→ Task statement
Search the records below for "icon" and copy every line it turns up in.

→ Supplied data
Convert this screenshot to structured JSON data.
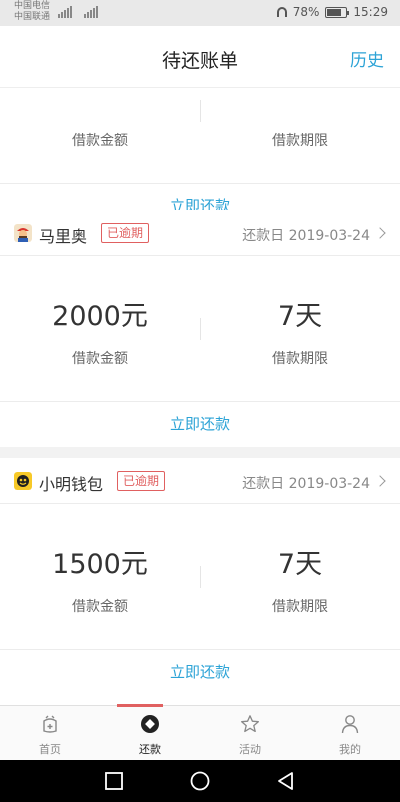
{
  "status_bar": {
    "carrier_1": "中国电信",
    "carrier_2": "中国联通",
    "battery": "78%",
    "time": "15:29"
  },
  "header": {
    "title": "待还账单",
    "history_label": "历史"
  },
  "partial_card": {
    "amount_label": "借款金额",
    "term_label": "借款期限",
    "repay_label": "立即还款"
  },
  "loans": [
    {
      "lender": "马里奥",
      "avatar_icon": "mario-icon",
      "badge": "已逾期",
      "due_date": "还款日 2019-03-24",
      "amount": "2000元",
      "amount_label": "借款金额",
      "term": "7天",
      "term_label": "借款期限",
      "repay_label": "立即还款"
    },
    {
      "lender": "小明钱包",
      "avatar_icon": "xiaoming-wallet-icon",
      "badge": "已逾期",
      "due_date": "还款日 2019-03-24",
      "amount": "1500元",
      "amount_label": "借款金额",
      "term": "7天",
      "term_label": "借款期限",
      "repay_label": "立即还款"
    }
  ],
  "tabs": [
    {
      "label": "首页",
      "icon": "home-bag-icon",
      "active": false
    },
    {
      "label": "还款",
      "icon": "repay-icon",
      "active": true
    },
    {
      "label": "活动",
      "icon": "star-icon",
      "active": false
    },
    {
      "label": "我的",
      "icon": "person-icon",
      "active": false
    }
  ],
  "colors": {
    "accent": "#2ca3d6",
    "overdue": "#e06060"
  }
}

→ Completed task
      "avatar_icon": "mario-icon",
      "avatar_icon": "xiaoming-wallet-icon",
      "icon": "home-bag-icon",
      "icon": "repay-icon",
      "icon": "star-icon",
      "icon": "person-icon",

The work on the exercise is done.